and equa­tions for ,

In these two types of equa­tions, the fact that the up and down spin states are or­thog­o­nal was used to get rid of one pair of sums, and an­other pair was elim­i­nated by the fact that there are no La­grangian vari­ables link­ing the sets, since the spa­tial or­bitals in the two sets are al­lowed to be mu­tu­ally non or­thog­o­nal.

Now sep­a­rately re­place the or­bitals of the up and down states by a mod­i­fied set just like for the re­stricted closed-shell case above, for each us­ing the uni­tary ma­trix of eigen­vec­tors of the co­ef­fi­cients ap­pear­ing in the right hand side of the equa­tions for that set. It leaves the equa­tions in­tact ex­cept for changes in names, but gets rid of the for , leav­ing only val­ues, call them . Then com­bine the spin-up and spin-down equa­tions again into a sin­gle ex­pres­sion. You get, in terms of re­vised sym­bol names,
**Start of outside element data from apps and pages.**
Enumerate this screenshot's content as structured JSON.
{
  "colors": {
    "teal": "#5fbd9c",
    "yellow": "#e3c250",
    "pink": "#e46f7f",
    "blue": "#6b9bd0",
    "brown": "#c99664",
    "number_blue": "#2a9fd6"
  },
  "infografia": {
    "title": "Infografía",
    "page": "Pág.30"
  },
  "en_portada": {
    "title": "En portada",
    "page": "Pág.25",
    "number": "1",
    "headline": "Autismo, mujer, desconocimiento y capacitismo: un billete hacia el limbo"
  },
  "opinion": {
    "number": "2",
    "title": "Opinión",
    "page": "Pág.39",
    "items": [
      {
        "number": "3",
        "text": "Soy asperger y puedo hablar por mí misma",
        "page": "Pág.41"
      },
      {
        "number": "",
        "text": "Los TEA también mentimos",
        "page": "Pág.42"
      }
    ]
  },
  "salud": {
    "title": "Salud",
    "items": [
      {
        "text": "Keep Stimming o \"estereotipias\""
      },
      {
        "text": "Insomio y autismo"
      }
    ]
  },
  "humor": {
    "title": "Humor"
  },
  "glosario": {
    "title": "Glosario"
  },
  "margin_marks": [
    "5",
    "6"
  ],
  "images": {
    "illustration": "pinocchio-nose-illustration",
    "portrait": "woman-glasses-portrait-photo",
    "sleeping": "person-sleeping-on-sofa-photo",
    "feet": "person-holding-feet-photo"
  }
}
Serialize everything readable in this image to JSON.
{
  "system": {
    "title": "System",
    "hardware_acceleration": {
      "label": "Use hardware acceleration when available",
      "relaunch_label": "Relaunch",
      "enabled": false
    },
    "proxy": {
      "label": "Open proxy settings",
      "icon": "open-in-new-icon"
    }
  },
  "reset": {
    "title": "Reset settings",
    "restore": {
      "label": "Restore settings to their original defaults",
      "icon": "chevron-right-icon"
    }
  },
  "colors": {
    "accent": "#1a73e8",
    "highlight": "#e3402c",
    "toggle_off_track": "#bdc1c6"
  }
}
 (D.37)

That leaves only the re­stricted open-shell Hartree-Fock method. Here, the par­ti­tion­ing also needs to in­clude the set R of of re­stricted or­bitals be­sides U and D. There is now a prob­lem, be­cause you can­not make com­bi­na­tions of re­stricted or­bitals with spin-up or spin-down or­bitals. That means that the val­ues where ei­ther or is re­stricted and the other is not, can­not be elim­i­nated. So­lu­tions range from just ig­nor­ing the whole thing to prop­erly ac­count­ing for these val­ues by en­forc­ing that re­stricted and non re­stricted or­bitals must stay or­thog­o­nal as ad­di­tional equa­tions. This (even more) elab­o­rate case will be left to the ref­er­ences that you can find in [46], in par­tic­u­lar [28, pp. 242-253].

Woof.